I do some of my best work at night because there are fewer interruptions. I can focus
better. There’s a stillness in nature at night. The neighbors are asleep. I’ll put on some of my favorite music, smoke a cigar, and contemplate the painting I have in front of me. Interruptions are the thing that destroys the rhythm in a painting. It takes a lot of fortitude to get through the interruption and back to the rhythm of the work. Once you learn how to do that, you’ll find it gets easier each time. Being able to find your way back to a state of mind is essential. There are other times I can paint while someone is talking to me, but that’s a whole different type of concentration than what the solitude of night offers. I’m a visual person, so everything around me can become a distraction. The darkness of night just crystallizes my vision. It makes what I’m working on clearer and simpler.

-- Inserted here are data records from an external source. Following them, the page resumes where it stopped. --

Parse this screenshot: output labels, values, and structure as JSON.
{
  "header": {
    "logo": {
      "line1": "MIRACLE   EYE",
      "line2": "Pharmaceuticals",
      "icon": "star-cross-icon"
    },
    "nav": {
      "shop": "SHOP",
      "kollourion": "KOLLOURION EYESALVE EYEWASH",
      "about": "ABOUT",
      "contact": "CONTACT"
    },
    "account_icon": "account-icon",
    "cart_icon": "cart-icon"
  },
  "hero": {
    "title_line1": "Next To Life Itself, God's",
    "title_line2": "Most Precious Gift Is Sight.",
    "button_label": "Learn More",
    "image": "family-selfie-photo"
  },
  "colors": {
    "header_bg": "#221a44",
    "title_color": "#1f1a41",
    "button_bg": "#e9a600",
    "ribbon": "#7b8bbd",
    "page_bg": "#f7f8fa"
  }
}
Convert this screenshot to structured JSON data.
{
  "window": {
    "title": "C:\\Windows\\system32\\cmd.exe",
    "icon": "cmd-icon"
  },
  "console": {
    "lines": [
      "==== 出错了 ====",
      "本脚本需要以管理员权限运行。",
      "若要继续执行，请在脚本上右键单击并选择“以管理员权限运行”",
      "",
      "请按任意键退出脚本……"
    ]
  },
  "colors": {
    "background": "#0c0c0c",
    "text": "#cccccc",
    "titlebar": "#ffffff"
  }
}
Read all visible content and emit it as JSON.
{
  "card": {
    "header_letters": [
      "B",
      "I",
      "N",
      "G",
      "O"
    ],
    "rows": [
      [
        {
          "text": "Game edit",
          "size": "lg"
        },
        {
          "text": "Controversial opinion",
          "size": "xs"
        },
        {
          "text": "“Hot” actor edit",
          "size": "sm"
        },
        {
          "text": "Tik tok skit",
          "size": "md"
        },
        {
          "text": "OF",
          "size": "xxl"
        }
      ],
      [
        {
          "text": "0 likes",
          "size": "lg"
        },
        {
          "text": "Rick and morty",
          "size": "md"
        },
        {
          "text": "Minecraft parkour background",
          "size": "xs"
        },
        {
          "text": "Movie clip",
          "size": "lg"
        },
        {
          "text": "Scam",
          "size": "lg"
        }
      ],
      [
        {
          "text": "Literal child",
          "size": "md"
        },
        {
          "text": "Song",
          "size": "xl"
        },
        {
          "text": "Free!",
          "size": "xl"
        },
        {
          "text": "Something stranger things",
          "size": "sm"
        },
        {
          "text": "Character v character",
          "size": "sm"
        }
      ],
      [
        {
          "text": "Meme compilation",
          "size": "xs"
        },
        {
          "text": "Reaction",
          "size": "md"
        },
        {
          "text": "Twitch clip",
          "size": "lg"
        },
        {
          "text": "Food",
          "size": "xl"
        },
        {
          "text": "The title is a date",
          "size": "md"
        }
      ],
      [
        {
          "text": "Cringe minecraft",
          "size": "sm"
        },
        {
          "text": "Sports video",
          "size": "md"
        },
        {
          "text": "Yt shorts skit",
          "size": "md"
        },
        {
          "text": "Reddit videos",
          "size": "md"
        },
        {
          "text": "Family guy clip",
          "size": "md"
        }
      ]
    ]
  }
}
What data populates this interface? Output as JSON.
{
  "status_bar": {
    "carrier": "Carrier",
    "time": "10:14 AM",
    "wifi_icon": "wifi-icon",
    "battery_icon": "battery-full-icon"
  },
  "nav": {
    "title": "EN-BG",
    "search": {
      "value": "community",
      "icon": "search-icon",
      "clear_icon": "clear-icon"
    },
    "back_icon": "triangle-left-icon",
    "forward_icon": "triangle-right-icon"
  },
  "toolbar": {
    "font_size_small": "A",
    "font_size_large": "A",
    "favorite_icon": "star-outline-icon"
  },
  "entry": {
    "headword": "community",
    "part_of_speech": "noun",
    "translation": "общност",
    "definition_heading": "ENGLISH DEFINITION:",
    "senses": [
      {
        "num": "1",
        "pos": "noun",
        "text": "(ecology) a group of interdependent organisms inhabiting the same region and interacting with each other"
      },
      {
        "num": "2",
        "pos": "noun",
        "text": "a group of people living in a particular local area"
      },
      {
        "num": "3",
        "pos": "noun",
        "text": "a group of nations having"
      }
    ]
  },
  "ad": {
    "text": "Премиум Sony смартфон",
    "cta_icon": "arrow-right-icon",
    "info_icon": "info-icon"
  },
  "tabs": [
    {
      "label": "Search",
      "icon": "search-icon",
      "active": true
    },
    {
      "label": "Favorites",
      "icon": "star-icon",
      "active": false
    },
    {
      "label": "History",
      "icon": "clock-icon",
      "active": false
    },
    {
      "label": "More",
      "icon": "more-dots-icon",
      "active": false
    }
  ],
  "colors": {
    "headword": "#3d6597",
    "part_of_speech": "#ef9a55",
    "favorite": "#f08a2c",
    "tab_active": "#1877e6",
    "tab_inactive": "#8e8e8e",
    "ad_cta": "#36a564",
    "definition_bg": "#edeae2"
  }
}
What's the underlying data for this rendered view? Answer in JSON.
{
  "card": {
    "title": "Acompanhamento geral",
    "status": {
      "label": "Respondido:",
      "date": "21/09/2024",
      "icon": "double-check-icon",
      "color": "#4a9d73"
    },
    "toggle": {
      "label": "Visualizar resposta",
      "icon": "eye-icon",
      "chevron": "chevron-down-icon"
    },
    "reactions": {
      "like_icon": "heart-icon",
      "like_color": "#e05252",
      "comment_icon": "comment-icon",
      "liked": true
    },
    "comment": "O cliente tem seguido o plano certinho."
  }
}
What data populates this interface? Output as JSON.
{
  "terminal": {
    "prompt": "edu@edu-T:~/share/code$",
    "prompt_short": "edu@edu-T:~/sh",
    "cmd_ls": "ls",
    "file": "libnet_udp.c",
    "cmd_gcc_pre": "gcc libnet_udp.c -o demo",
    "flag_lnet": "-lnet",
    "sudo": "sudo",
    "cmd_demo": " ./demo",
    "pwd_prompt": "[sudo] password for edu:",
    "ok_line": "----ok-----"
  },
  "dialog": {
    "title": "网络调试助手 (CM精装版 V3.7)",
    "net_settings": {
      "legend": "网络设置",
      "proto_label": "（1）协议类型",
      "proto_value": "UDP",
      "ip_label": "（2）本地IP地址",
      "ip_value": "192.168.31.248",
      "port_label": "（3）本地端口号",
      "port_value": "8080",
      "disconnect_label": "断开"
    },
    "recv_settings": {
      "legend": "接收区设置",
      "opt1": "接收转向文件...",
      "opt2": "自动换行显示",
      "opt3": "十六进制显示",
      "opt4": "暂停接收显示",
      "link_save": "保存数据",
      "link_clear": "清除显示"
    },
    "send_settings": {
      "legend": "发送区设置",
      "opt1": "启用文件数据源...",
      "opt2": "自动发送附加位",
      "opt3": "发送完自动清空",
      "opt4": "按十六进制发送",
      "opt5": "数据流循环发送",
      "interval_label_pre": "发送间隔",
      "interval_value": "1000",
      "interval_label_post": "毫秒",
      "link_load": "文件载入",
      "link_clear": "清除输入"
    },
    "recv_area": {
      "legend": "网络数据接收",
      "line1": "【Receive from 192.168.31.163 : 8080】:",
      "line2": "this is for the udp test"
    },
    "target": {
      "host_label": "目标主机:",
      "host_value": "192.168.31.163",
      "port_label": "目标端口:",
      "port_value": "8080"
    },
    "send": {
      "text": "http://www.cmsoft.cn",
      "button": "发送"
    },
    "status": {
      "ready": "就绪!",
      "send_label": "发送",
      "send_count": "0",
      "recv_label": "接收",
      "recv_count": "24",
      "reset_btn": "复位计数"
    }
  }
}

Edges become smoother, and there’s no weird refracted lighting coming in the window. There are no distracting shadows on the canvas. The studio becomes a place where I can follow a particular vision where it leads me. Without distractions, creating is a simpler, more straightforward process. It’s a true pleasure to be able to create late at night.